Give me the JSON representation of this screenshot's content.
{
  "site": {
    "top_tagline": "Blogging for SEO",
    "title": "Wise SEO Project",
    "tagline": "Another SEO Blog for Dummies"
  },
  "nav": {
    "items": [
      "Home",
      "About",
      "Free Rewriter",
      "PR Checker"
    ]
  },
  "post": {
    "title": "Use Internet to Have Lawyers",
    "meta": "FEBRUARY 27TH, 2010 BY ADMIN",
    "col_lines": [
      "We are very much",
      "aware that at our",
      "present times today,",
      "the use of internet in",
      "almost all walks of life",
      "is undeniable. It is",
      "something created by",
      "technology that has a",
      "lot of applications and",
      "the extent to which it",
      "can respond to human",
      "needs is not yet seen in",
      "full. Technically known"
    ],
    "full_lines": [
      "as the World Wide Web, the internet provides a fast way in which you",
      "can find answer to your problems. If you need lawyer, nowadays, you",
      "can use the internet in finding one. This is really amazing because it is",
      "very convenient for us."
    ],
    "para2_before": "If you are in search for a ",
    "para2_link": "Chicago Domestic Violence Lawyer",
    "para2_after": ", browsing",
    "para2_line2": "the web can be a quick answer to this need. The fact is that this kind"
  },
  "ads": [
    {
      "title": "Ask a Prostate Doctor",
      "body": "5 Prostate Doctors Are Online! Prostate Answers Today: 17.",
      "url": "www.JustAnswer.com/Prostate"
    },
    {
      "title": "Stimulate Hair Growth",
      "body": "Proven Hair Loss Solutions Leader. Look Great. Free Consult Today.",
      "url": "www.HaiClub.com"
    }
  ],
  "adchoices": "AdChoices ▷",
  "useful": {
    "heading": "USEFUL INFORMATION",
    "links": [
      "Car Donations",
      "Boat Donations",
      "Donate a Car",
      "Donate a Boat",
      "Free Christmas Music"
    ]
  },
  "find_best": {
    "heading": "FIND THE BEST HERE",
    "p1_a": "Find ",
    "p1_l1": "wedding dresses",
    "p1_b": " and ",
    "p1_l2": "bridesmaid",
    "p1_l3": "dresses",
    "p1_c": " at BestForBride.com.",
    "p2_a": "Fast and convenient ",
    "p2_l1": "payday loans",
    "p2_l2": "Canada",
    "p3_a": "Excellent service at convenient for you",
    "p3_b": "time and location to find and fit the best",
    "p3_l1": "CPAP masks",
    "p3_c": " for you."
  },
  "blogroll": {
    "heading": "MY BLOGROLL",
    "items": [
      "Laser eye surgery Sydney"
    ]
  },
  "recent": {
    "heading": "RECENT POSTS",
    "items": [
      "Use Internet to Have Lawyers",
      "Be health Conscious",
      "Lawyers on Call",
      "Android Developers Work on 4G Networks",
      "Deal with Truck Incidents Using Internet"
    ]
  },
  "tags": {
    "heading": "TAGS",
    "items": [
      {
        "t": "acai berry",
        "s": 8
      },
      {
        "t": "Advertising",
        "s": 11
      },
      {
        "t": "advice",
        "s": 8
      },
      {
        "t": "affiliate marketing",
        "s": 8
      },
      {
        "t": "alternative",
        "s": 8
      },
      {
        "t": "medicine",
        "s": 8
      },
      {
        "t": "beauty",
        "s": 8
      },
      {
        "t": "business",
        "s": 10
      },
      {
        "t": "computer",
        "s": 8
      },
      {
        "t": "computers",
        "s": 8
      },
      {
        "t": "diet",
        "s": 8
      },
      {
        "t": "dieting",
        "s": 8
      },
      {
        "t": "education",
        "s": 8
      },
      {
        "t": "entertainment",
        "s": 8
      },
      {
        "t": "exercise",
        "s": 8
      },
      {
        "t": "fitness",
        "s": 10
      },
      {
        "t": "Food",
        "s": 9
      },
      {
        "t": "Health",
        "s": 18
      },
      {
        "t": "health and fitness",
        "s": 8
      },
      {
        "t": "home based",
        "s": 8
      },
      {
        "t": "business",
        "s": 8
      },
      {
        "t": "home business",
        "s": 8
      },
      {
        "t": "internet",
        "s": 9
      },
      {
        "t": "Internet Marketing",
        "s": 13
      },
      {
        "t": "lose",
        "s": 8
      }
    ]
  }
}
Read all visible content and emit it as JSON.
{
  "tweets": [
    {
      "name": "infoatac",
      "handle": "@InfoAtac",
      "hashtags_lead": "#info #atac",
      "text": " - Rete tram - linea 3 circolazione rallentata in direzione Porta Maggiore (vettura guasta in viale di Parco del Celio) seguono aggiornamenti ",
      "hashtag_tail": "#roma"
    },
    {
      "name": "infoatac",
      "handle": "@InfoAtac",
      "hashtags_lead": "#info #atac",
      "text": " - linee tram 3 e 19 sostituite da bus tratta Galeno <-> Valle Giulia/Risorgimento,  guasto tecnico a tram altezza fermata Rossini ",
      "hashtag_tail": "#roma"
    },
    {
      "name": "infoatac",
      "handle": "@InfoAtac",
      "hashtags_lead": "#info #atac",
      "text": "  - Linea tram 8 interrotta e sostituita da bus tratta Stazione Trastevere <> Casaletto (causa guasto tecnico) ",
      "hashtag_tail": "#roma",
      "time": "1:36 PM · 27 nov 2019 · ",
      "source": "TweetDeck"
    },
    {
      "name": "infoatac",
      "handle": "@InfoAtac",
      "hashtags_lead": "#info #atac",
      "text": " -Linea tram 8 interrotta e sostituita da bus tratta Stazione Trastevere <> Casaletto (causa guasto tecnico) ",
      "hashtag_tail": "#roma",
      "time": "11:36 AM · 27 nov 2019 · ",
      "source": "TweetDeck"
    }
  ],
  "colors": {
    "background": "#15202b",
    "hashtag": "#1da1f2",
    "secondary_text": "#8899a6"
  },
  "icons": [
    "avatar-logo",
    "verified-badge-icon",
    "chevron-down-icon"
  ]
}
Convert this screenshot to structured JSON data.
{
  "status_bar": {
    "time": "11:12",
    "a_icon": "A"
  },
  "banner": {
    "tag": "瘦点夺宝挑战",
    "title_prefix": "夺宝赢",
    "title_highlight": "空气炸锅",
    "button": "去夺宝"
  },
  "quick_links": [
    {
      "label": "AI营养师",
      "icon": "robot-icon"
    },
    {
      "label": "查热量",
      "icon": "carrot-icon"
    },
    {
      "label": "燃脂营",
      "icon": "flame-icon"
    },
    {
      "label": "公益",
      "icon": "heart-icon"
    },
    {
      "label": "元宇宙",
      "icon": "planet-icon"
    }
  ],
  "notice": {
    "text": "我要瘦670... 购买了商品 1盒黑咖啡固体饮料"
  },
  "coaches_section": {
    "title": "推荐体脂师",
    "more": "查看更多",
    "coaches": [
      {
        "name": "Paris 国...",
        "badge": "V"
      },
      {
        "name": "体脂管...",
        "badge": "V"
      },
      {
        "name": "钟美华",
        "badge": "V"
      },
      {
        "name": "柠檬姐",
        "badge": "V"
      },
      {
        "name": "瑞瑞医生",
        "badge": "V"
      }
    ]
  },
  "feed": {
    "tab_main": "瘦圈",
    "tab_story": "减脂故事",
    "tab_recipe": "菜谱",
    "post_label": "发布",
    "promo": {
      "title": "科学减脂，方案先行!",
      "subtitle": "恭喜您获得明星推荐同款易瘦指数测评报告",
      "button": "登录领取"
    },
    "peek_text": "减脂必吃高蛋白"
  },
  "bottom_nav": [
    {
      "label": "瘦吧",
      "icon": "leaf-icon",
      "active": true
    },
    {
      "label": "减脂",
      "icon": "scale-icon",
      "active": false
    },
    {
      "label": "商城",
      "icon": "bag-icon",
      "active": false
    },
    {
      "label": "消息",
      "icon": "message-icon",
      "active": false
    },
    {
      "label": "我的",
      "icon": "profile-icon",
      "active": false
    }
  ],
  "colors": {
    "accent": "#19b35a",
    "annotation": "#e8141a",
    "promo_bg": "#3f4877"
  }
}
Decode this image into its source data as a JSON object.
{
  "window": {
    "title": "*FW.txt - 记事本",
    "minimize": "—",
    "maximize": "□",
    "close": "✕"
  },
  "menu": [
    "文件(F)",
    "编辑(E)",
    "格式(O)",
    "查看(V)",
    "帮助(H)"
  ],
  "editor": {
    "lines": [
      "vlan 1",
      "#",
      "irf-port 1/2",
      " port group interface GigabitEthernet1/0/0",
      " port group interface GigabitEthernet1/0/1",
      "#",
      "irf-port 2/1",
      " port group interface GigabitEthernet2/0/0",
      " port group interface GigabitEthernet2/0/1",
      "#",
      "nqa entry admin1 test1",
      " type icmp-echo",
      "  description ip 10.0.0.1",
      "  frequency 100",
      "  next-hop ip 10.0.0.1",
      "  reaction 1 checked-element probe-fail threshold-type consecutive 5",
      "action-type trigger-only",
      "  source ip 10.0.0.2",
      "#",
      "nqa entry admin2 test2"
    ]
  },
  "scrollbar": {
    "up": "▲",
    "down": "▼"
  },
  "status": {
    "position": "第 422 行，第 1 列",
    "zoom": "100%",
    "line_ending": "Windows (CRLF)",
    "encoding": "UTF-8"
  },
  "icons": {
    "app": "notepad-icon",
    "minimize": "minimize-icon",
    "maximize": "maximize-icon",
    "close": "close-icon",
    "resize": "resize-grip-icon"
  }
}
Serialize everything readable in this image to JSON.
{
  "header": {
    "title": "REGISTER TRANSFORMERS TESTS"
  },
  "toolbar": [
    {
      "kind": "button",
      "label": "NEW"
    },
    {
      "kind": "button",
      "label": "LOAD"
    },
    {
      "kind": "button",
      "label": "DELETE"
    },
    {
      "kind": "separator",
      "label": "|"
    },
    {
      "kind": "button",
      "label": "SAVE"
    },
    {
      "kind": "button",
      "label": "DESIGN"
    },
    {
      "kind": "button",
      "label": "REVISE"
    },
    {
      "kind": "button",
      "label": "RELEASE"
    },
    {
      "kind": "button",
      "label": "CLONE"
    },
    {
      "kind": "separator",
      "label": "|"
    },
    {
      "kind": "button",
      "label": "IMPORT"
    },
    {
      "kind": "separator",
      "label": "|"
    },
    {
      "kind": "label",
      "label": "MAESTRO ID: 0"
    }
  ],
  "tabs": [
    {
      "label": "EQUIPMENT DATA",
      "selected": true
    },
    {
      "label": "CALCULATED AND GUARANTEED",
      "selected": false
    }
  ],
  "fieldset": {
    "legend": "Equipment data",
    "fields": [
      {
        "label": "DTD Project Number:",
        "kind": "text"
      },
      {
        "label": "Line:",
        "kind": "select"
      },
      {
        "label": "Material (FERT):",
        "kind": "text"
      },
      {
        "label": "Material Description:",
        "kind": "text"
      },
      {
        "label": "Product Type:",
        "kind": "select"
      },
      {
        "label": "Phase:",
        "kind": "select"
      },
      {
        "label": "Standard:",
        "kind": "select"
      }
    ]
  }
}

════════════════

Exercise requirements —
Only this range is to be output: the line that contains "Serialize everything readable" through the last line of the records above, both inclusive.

Result —
Serialize everything readable in this image to JSON.
{
  "header": {
    "title": "REGISTER TRANSFORMERS TESTS"
  },
  "toolbar": [
    {
      "kind": "button",
      "label": "NEW"
    },
    {
      "kind": "button",
      "label": "LOAD"
    },
    {
      "kind": "button",
      "label": "DELETE"
    },
    {
      "kind": "separator",
      "label": "|"
    },
    {
      "kind": "button",
      "label": "SAVE"
    },
    {
      "kind": "button",
      "label": "DESIGN"
    },
    {
      "kind": "button",
      "label": "REVISE"
    },
    {
      "kind": "button",
      "label": "RELEASE"
    },
    {
      "kind": "button",
      "label": "CLONE"
    },
    {
      "kind": "separator",
      "label": "|"
    },
    {
      "kind": "button",
      "label": "IMPORT"
    },
    {
      "kind": "separator",
      "label": "|"
    },
    {
      "kind": "label",
      "label": "MAESTRO ID: 0"
    }
  ],
  "tabs": [
    {
      "label": "EQUIPMENT DATA",
      "selected": true
    },
    {
      "label": "CALCULATED AND GUARANTEED",
      "selected": false
    }
  ],
  "fieldset": {
    "legend": "Equipment data",
    "fields": [
      {
        "label": "DTD Project Number:",
        "kind": "text"
      },
      {
        "label": "Line:",
        "kind": "select"
      },
      {
        "label": "Material (FERT):",
        "kind": "text"
      },
      {
        "label": "Material Description:",
        "kind": "text"
      },
      {
        "label": "Product Type:",
        "kind": "select"
      },
      {
        "label": "Phase:",
        "kind": "select"
      },
      {
        "label": "Standard:",
        "kind": "select"
      }
    ]
  }
}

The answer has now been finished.